Small businesses are being placed at a competitive disadvantage as a result of the high cost of complying with UK tax legislation, a new report has suggested.

The study, conducted by the Association of Accounting Technicians (AAT), revealed that the growth of many small and medium-sized enterprises (SMEs) is being compromised because of the burden of compliance.

According to the research, SMEs spend around £9.9bn each year on tax compliance, with a single SME spending an average total of £4,376, representing just under 50% of the costs incurred by its larger counterparts.

However, smaller businesses often lack the necessary resources to deal with tax compliance, with the majority of SMEs only employing a maximum of four members of staff.

In addition, 80% of AAT members reported that the tax system is time-consuming and overly complex, with many suggesting that it places small businesses at a disadvantage both within the UK and globally.

Commenting on the report, chief executive of the AAT, Mark Farrar, said, ‘Making the tax system simpler could help to lift this extraordinary weight, diminishing the costs that SMEs face. This would give SMEs the space they need to invest in growing their business and hiring more staff – a vital component for the UK’s economic recovery’.
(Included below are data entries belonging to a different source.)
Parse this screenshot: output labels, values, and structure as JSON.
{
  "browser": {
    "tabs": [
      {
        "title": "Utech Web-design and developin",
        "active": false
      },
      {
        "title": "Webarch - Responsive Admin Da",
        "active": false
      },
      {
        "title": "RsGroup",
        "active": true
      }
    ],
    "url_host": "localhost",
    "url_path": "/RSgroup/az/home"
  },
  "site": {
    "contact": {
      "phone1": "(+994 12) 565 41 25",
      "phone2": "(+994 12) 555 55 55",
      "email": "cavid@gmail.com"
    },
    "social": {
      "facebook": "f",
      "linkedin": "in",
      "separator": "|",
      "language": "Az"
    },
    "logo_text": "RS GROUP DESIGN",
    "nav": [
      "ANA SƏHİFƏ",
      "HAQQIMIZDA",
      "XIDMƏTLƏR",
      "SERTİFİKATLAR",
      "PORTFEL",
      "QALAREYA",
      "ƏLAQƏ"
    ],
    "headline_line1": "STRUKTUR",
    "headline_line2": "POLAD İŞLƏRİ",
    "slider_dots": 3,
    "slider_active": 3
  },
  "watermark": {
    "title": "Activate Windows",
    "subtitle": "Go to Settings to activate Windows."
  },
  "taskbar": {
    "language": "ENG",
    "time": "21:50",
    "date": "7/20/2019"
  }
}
Separately, a new policy paper from the Institute of Directors has suggested that taxes which raise less than £5bn a year should be challenged annually, with a view to either repealing them or merging them with other taxes. Some of the taxes that would be subject to such a measure would include stamp duty on shares, air passenger duty, capital gains tax and inheritance tax.